The records below are to be copied exactly, with every picture left out.

[Items from a data source]
•••

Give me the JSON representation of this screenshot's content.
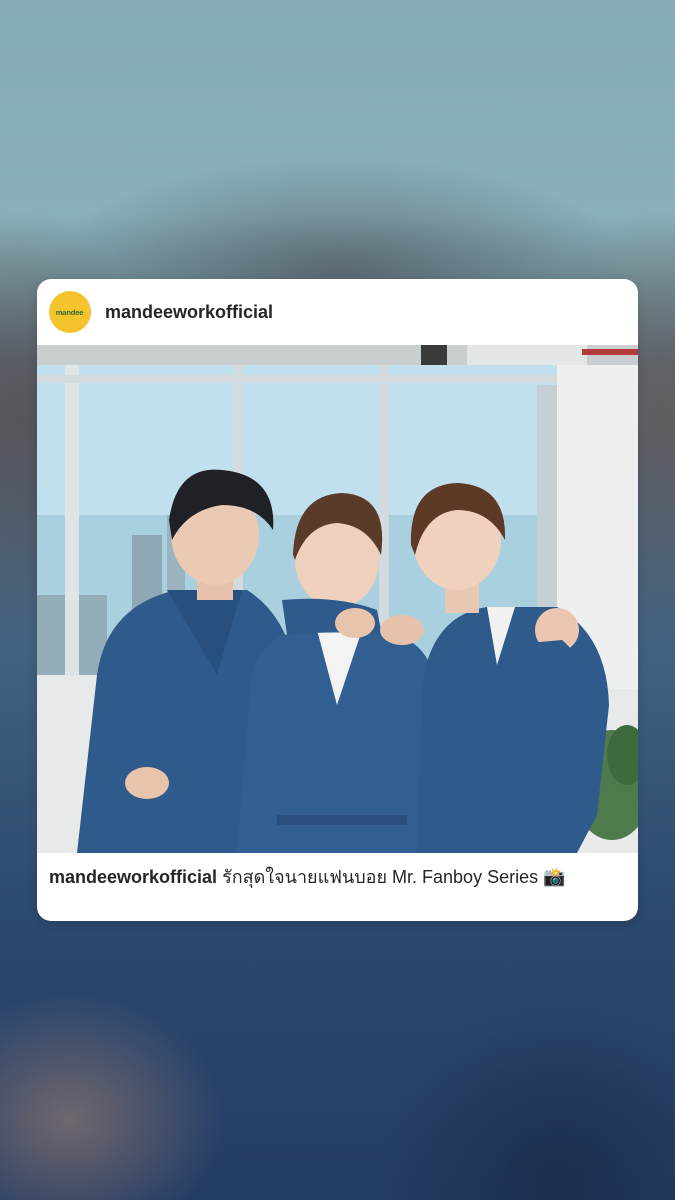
{
  "post": {
    "username": "mandeeworkofficial",
    "avatar_text": "mandee",
    "avatar_color": "#f5c32c",
    "caption_user": "mandeeworkofficial",
    "caption_text": "รักสุดใจนายแฟนบอย Mr. Fanboy Series",
    "caption_emoji": "📸"
  },
  "icons": [
    "brand-logo-icon",
    "camera-flash-emoji"
  ],
  "colors": {
    "card": "#ffffff",
    "text": "#262626",
    "robe": "#2f5b8c",
    "background": "#3f5f80"
  }
}
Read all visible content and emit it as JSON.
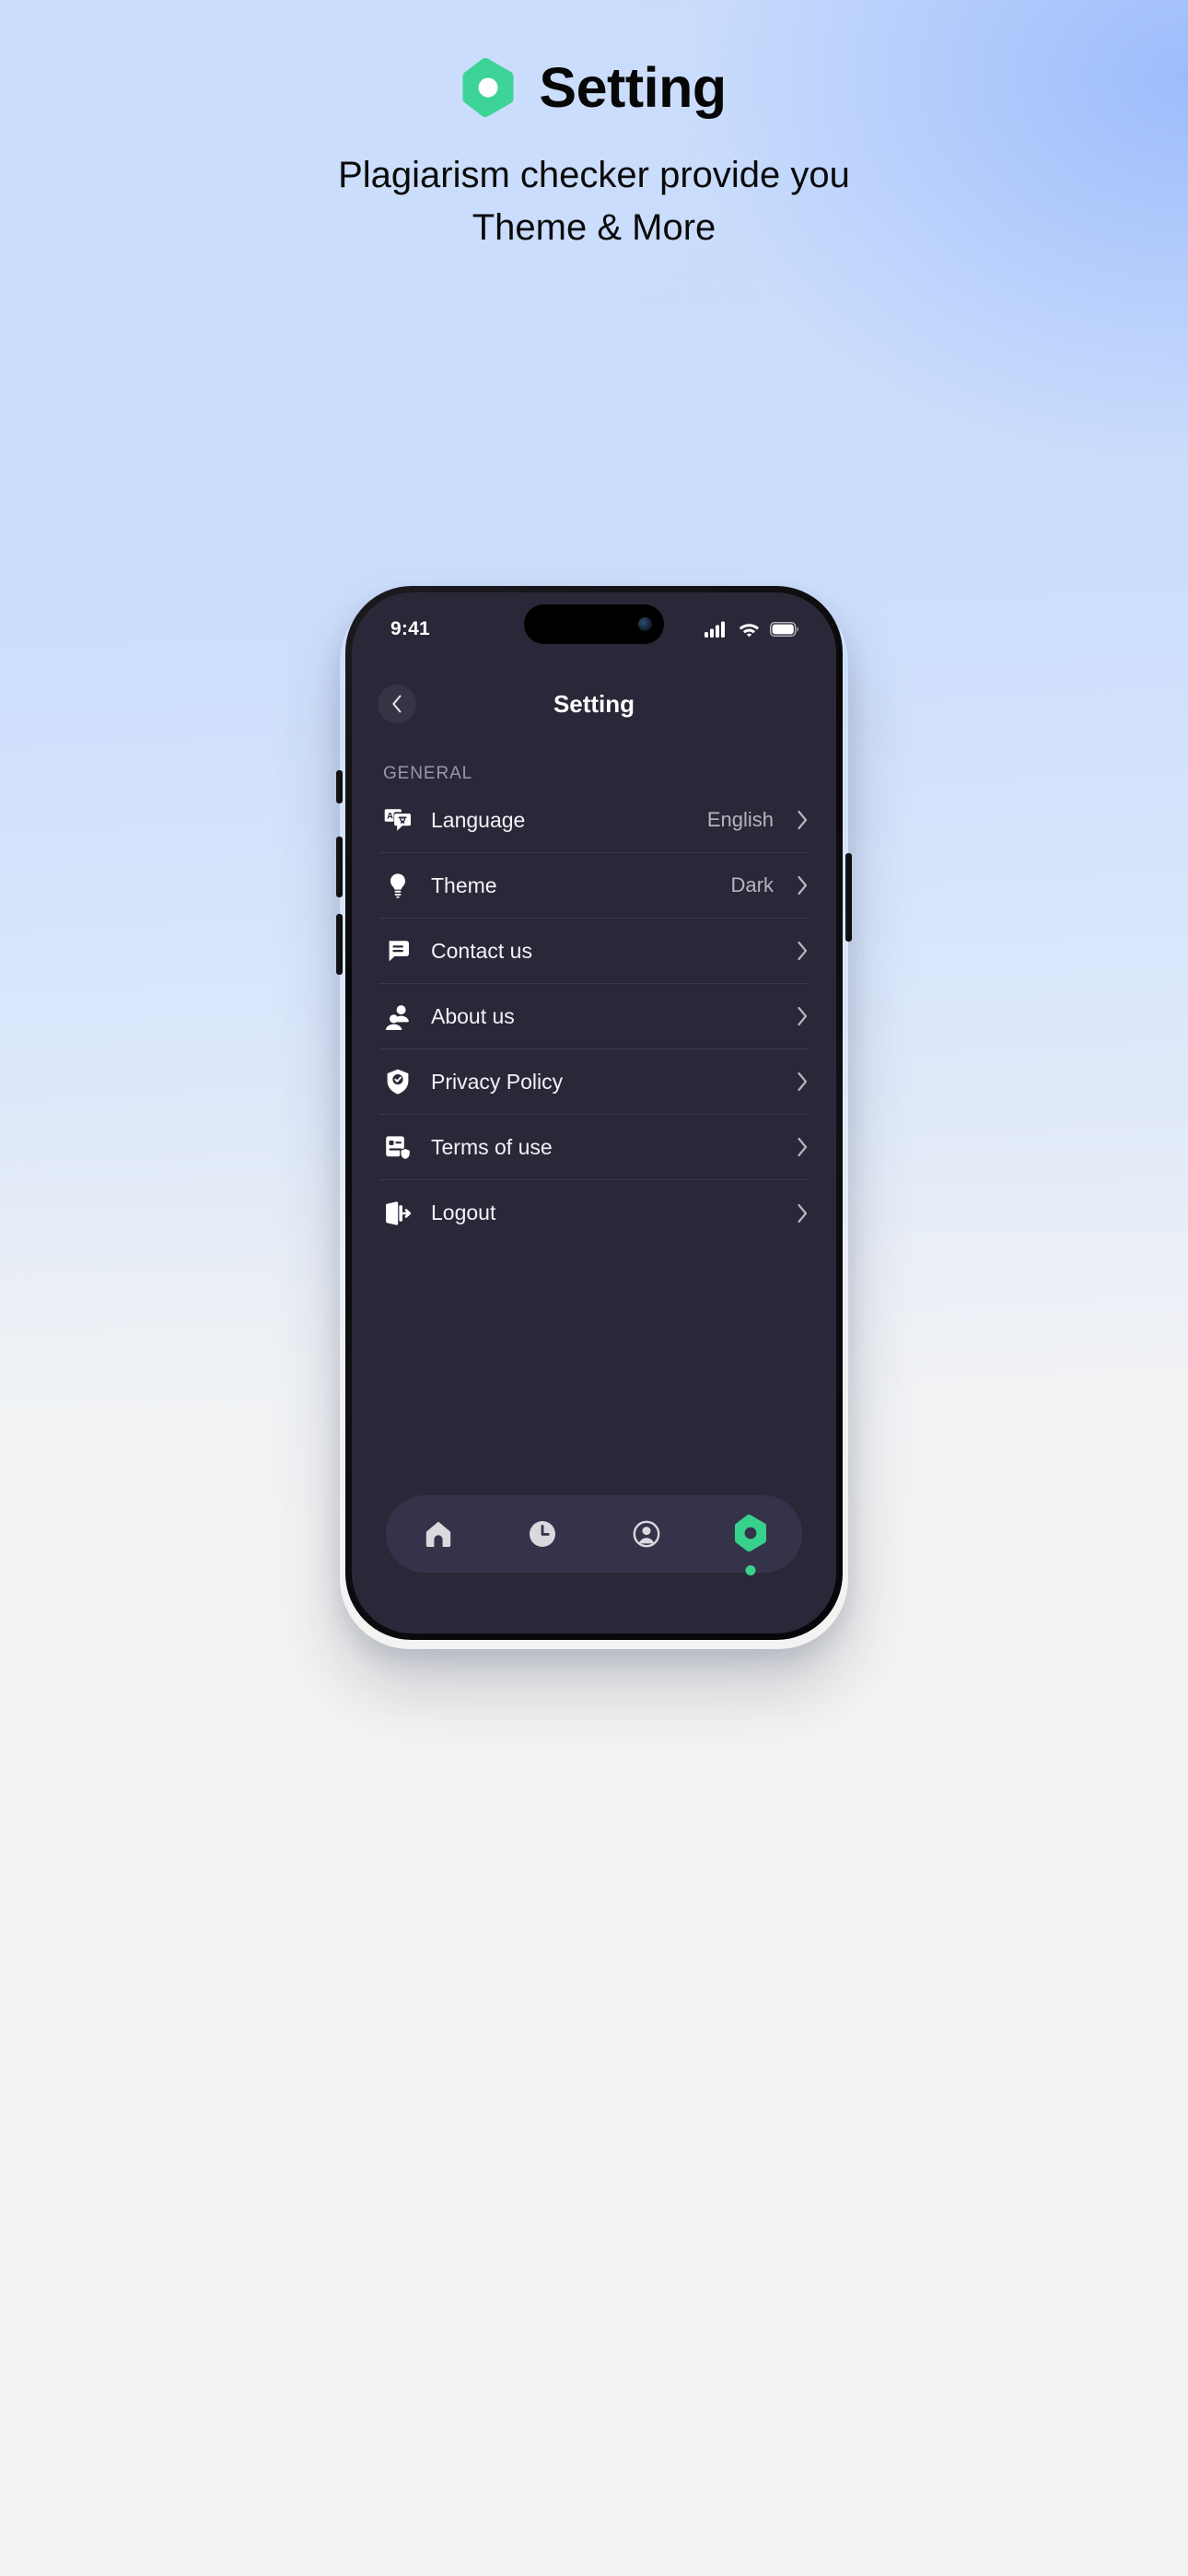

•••

◆ **EXERCISE ANSWER**:
Give me the JSON representation of this screenshot's content.
{
  "post": {
    "username": "mandeeworkofficial",
    "avatar_text": "mandee",
    "avatar_color": "#f5c32c",
    "caption_user": "mandeeworkofficial",
    "caption_text": "รักสุดใจนายแฟนบอย Mr. Fanboy Series",
    "caption_emoji": "📸"
  },
  "icons": [
    "brand-logo-icon",
    "camera-flash-emoji"
  ],
  "colors": {
    "card": "#ffffff",
    "text": "#262626",
    "robe": "#2f5b8c",
    "background": "#3f5f80"
  }
}
Read all visible content and emit it as JSON.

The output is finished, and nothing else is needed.